• **Exercise requirements**: Your answer should be the lines of the material that include the word "false".

═════ Dataset content

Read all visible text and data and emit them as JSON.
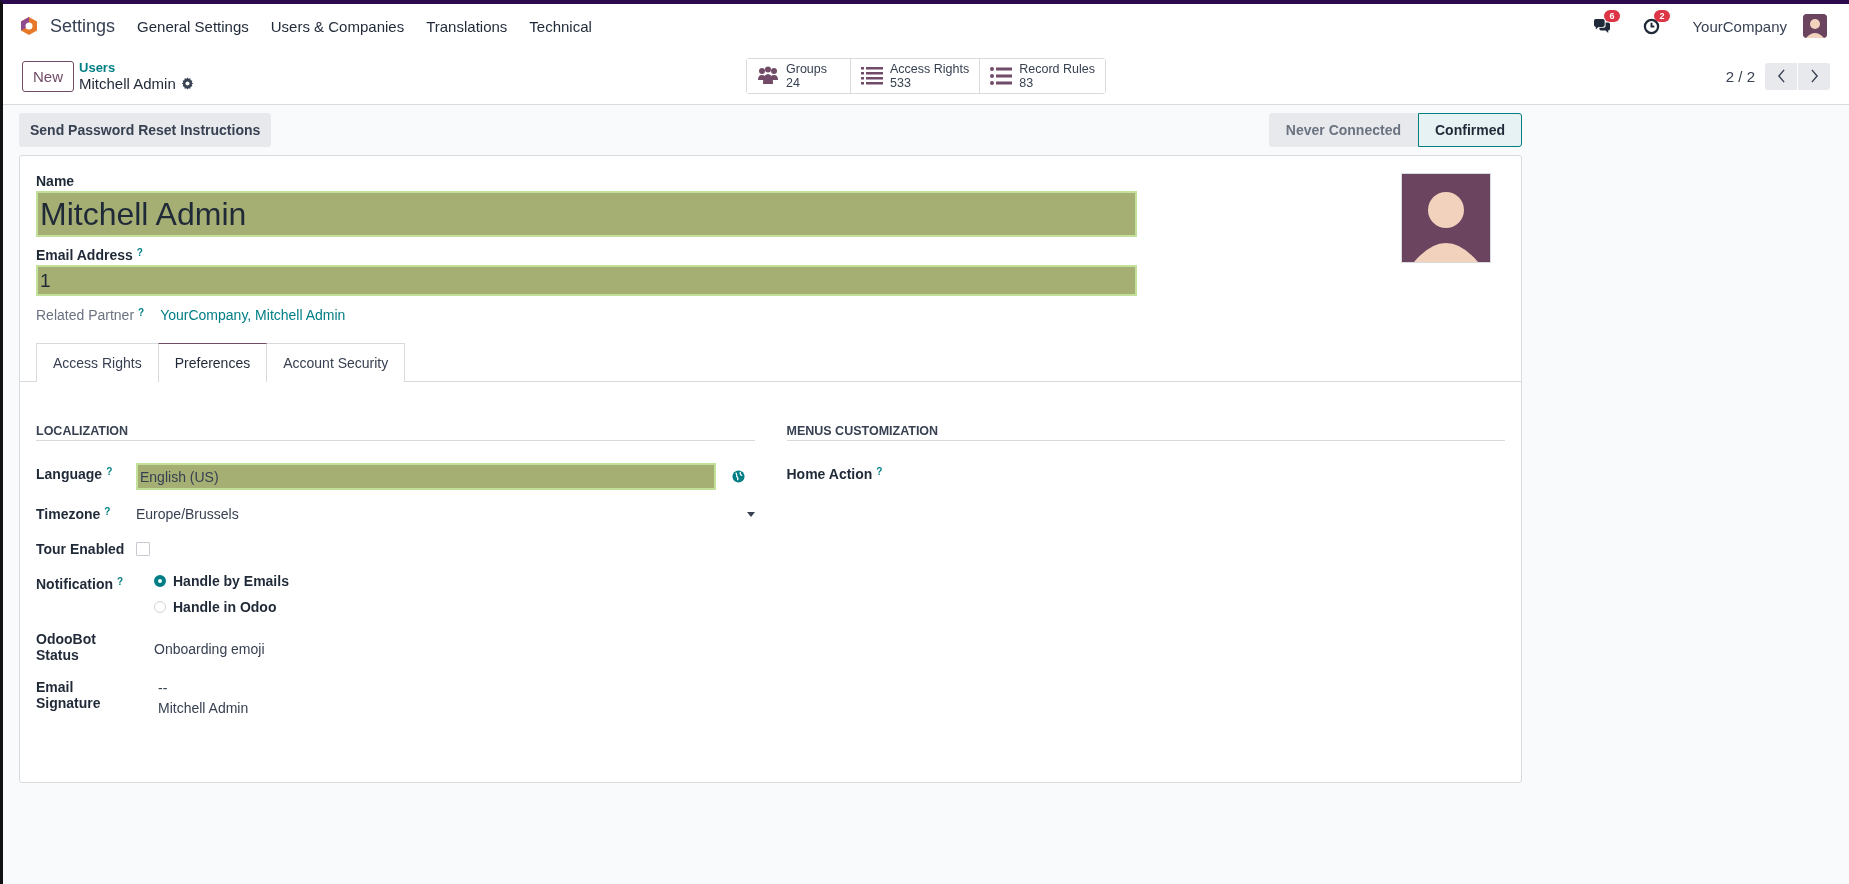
{
  "navbar": {
    "app_name": "Settings",
    "menus": [
      "General Settings",
      "Users & Companies",
      "Translations",
      "Technical"
    ],
    "messages_count": "6",
    "activities_count": "2",
    "company": "YourCompany"
  },
  "control_panel": {
    "new_button": "New",
    "breadcrumb_parent": "Users",
    "breadcrumb_current": "Mitchell Admin",
    "smart_buttons": [
      {
        "kind": "groups",
        "label": "Groups",
        "count": "24"
      },
      {
        "kind": "list",
        "label": "Access Rights",
        "count": "533"
      },
      {
        "kind": "bullets",
        "label": "Record Rules",
        "count": "83"
      }
    ],
    "pager": "2 / 2"
  },
  "action_buttons": [
    "Send Password Reset Instructions"
  ],
  "status_stages": [
    {
      "label": "Never Connected",
      "selected": false
    },
    {
      "label": "Confirmed",
      "selected": true
    }
  ],
  "form": {
    "name_label": "Name",
    "name_value": "Mitchell Admin",
    "email_label": "Email Address",
    "email_help": "?",
    "email_value": "1",
    "partner_label": "Related Partner",
    "partner_help": "?",
    "partner_value": "YourCompany, Mitchell Admin",
    "tabs": [
      {
        "label": "Access Rights",
        "selected": false
      },
      {
        "label": "Preferences",
        "selected": true
      },
      {
        "label": "Account Security",
        "selected": false
      }
    ],
    "sections": [
      {
        "title": "LOCALIZATION",
        "fields": [
          {
            "kind": "language",
            "label": "Language",
            "help": "?",
            "value": "English (US)"
          },
          {
            "kind": "select",
            "label": "Timezone",
            "help": "?",
            "value": "Europe/Brussels"
          },
          {
            "kind": "checkbox",
            "label": "Tour Enabled",
            "checked": false
          },
          {
            "kind": "radio",
            "label": "Notification",
            "help": "?",
            "options": [
              {
                "label": "Handle by Emails",
                "selected": true
              },
              {
                "label": "Handle in Odoo",
                "selected": false
              }
            ]
          },
          {
            "kind": "text",
            "label": "OdooBot Status",
            "value": "Onboarding emoji"
          },
          {
            "kind": "lines",
            "label": "Email Signature",
            "lines": [
              "--",
              "Mitchell Admin"
            ]
          }
        ]
      },
      {
        "title": "MENUS CUSTOMIZATION",
        "fields": [
          {
            "kind": "empty",
            "label": "Home Action",
            "help": "?"
          }
        ]
      }
    ]
  }
}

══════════

• **Answer box**:
      "selected": false
        "selected": false
        "selected": false
            "checked": false
                "selected": false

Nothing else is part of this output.